Problem details
Please repeat every entry that follows, keeping each one exactly the same.

Data about app and page elements:
==================================================
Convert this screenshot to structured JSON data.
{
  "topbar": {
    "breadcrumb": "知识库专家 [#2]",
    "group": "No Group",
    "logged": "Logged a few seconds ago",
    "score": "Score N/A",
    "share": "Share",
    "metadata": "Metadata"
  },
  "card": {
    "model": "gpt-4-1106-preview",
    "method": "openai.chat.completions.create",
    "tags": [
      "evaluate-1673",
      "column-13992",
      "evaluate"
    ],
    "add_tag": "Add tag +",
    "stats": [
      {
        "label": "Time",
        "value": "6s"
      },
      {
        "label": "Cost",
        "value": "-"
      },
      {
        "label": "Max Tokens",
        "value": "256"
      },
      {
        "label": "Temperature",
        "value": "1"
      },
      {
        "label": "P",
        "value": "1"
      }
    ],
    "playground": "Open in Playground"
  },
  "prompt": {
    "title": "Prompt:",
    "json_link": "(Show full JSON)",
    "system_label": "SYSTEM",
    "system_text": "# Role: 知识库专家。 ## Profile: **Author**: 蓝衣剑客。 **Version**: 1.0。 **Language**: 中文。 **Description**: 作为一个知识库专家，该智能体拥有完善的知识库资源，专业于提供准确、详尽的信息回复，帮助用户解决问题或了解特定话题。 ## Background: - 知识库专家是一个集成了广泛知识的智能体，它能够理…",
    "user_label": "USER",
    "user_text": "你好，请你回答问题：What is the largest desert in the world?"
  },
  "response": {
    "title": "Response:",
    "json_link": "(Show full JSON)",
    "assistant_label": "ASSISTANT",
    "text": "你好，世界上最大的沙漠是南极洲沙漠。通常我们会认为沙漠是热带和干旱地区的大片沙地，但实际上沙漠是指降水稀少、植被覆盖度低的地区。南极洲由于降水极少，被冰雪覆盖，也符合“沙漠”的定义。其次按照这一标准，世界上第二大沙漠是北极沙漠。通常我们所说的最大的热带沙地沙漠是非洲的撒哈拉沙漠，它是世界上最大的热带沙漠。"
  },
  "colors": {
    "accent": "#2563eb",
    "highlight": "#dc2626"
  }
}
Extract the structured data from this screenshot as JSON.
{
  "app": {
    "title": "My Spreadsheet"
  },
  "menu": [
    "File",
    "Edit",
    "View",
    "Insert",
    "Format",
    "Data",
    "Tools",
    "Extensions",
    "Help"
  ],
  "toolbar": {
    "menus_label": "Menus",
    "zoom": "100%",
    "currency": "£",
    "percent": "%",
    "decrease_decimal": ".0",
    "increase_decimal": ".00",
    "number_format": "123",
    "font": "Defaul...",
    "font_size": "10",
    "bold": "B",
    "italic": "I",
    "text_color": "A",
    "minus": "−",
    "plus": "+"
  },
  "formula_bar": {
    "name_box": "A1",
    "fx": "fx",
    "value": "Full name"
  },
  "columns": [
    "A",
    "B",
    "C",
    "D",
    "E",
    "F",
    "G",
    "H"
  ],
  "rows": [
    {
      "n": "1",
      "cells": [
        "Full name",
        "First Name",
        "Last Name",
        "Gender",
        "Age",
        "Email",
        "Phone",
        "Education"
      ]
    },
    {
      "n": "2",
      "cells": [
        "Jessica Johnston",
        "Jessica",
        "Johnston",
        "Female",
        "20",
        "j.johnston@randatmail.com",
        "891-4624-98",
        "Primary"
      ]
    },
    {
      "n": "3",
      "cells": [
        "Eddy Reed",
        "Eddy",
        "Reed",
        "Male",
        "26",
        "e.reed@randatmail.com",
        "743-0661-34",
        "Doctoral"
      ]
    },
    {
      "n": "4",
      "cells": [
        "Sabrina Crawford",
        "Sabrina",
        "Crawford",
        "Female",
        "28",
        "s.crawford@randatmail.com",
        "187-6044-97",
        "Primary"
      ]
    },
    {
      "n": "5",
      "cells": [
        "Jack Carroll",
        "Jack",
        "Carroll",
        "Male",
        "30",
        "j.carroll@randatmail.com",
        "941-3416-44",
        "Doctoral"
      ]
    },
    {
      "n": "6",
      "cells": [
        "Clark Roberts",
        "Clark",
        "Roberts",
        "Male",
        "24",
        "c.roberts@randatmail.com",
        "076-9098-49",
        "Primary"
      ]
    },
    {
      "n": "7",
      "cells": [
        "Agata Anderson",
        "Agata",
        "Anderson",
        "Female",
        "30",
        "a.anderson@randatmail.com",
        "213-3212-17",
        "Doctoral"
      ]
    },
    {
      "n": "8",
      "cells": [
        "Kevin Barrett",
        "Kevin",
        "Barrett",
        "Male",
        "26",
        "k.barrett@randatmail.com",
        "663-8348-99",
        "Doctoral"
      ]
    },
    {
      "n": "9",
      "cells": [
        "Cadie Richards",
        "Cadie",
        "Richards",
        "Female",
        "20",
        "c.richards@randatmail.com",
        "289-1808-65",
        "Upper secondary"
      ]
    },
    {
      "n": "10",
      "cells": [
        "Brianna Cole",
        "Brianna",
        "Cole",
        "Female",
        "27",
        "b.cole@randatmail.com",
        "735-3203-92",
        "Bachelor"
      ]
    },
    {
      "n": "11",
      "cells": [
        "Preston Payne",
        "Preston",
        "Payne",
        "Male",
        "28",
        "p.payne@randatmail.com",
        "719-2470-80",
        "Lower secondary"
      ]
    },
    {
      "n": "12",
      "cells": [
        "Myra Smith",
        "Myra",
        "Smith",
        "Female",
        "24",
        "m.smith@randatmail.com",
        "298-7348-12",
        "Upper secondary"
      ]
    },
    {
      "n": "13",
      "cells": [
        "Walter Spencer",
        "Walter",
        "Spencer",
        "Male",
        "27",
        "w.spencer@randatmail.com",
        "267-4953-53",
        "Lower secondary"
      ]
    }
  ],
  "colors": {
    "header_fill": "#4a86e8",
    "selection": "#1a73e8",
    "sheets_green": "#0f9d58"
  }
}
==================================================
Output
Convert this screenshot to structured JSON data.
{
  "topbar": {
    "breadcrumb": "知识库专家 [#2]",
    "group": "No Group",
    "logged": "Logged a few seconds ago",
    "score": "Score N/A",
    "share": "Share",
    "metadata": "Metadata"
  },
  "card": {
    "model": "gpt-4-1106-preview",
    "method": "openai.chat.completions.create",
    "tags": [
      "evaluate-1673",
      "column-13992",
      "evaluate"
    ],
    "add_tag": "Add tag +",
    "stats": [
      {
        "label": "Time",
        "value": "6s"
      },
      {
        "label": "Cost",
        "value": "-"
      },
      {
        "label": "Max Tokens",
        "value": "256"
      },
      {
        "label": "Temperature",
        "value": "1"
      },
      {
        "label": "P",
        "value": "1"
      }
    ],
    "playground": "Open in Playground"
  },
  "prompt": {
    "title": "Prompt:",
    "json_link": "(Show full JSON)",
    "system_label": "SYSTEM",
    "system_text": "# Role: 知识库专家。 ## Profile: **Author**: 蓝衣剑客。 **Version**: 1.0。 **Language**: 中文。 **Description**: 作为一个知识库专家，该智能体拥有完善的知识库资源，专业于提供准确、详尽的信息回复，帮助用户解决问题或了解特定话题。 ## Background: - 知识库专家是一个集成了广泛知识的智能体，它能够理…",
    "user_label": "USER",
    "user_text": "你好，请你回答问题：What is the largest desert in the world?"
  },
  "response": {
    "title": "Response:",
    "json_link": "(Show full JSON)",
    "assistant_label": "ASSISTANT",
    "text": "你好，世界上最大的沙漠是南极洲沙漠。通常我们会认为沙漠是热带和干旱地区的大片沙地，但实际上沙漠是指降水稀少、植被覆盖度低的地区。南极洲由于降水极少，被冰雪覆盖，也符合“沙漠”的定义。其次按照这一标准，世界上第二大沙漠是北极沙漠。通常我们所说的最大的热带沙地沙漠是非洲的撒哈拉沙漠，它是世界上最大的热带沙漠。"
  },
  "colors": {
    "accent": "#2563eb",
    "highlight": "#dc2626"
  }
}
Extract the structured data from this screenshot as JSON.
{
  "app": {
    "title": "My Spreadsheet"
  },
  "menu": [
    "File",
    "Edit",
    "View",
    "Insert",
    "Format",
    "Data",
    "Tools",
    "Extensions",
    "Help"
  ],
  "toolbar": {
    "menus_label": "Menus",
    "zoom": "100%",
    "currency": "£",
    "percent": "%",
    "decrease_decimal": ".0",
    "increase_decimal": ".00",
    "number_format": "123",
    "font": "Defaul...",
    "font_size": "10",
    "bold": "B",
    "italic": "I",
    "text_color": "A",
    "minus": "−",
    "plus": "+"
  },
  "formula_bar": {
    "name_box": "A1",
    "fx": "fx",
    "value": "Full name"
  },
  "columns": [
    "A",
    "B",
    "C",
    "D",
    "E",
    "F",
    "G",
    "H"
  ],
  "rows": [
    {
      "n": "1",
      "cells": [
        "Full name",
        "First Name",
        "Last Name",
        "Gender",
        "Age",
        "Email",
        "Phone",
        "Education"
      ]
    },
    {
      "n": "2",
      "cells": [
        "Jessica Johnston",
        "Jessica",
        "Johnston",
        "Female",
        "20",
        "j.johnston@randatmail.com",
        "891-4624-98",
        "Primary"
      ]
    },
    {
      "n": "3",
      "cells": [
        "Eddy Reed",
        "Eddy",
        "Reed",
        "Male",
        "26",
        "e.reed@randatmail.com",
        "743-0661-34",
        "Doctoral"
      ]
    },
    {
      "n": "4",
      "cells": [
        "Sabrina Crawford",
        "Sabrina",
        "Crawford",
        "Female",
        "28",
        "s.crawford@randatmail.com",
        "187-6044-97",
        "Primary"
      ]
    },
    {
      "n": "5",
      "cells": [
        "Jack Carroll",
        "Jack",
        "Carroll",
        "Male",
        "30",
        "j.carroll@randatmail.com",
        "941-3416-44",
        "Doctoral"
      ]
    },
    {
      "n": "6",
      "cells": [
        "Clark Roberts",
        "Clark",
        "Roberts",
        "Male",
        "24",
        "c.roberts@randatmail.com",
        "076-9098-49",
        "Primary"
      ]
    },
    {
      "n": "7",
      "cells": [
        "Agata Anderson",
        "Agata",
        "Anderson",
        "Female",
        "30",
        "a.anderson@randatmail.com",
        "213-3212-17",
        "Doctoral"
      ]
    },
    {
      "n": "8",
      "cells": [
        "Kevin Barrett",
        "Kevin",
        "Barrett",
        "Male",
        "26",
        "k.barrett@randatmail.com",
        "663-8348-99",
        "Doctoral"
      ]
    },
    {
      "n": "9",
      "cells": [
        "Cadie Richards",
        "Cadie",
        "Richards",
        "Female",
        "20",
        "c.richards@randatmail.com",
        "289-1808-65",
        "Upper secondary"
      ]
    },
    {
      "n": "10",
      "cells": [
        "Brianna Cole",
        "Brianna",
        "Cole",
        "Female",
        "27",
        "b.cole@randatmail.com",
        "735-3203-92",
        "Bachelor"
      ]
    },
    {
      "n": "11",
      "cells": [
        "Preston Payne",
        "Preston",
        "Payne",
        "Male",
        "28",
        "p.payne@randatmail.com",
        "719-2470-80",
        "Lower secondary"
      ]
    },
    {
      "n": "12",
      "cells": [
        "Myra Smith",
        "Myra",
        "Smith",
        "Female",
        "24",
        "m.smith@randatmail.com",
        "298-7348-12",
        "Upper secondary"
      ]
    },
    {
      "n": "13",
      "cells": [
        "Walter Spencer",
        "Walter",
        "Spencer",
        "Male",
        "27",
        "w.spencer@randatmail.com",
        "267-4953-53",
        "Lower secondary"
      ]
    }
  ],
  "colors": {
    "header_fill": "#4a86e8",
    "selection": "#1a73e8",
    "sheets_green": "#0f9d58"
  }
}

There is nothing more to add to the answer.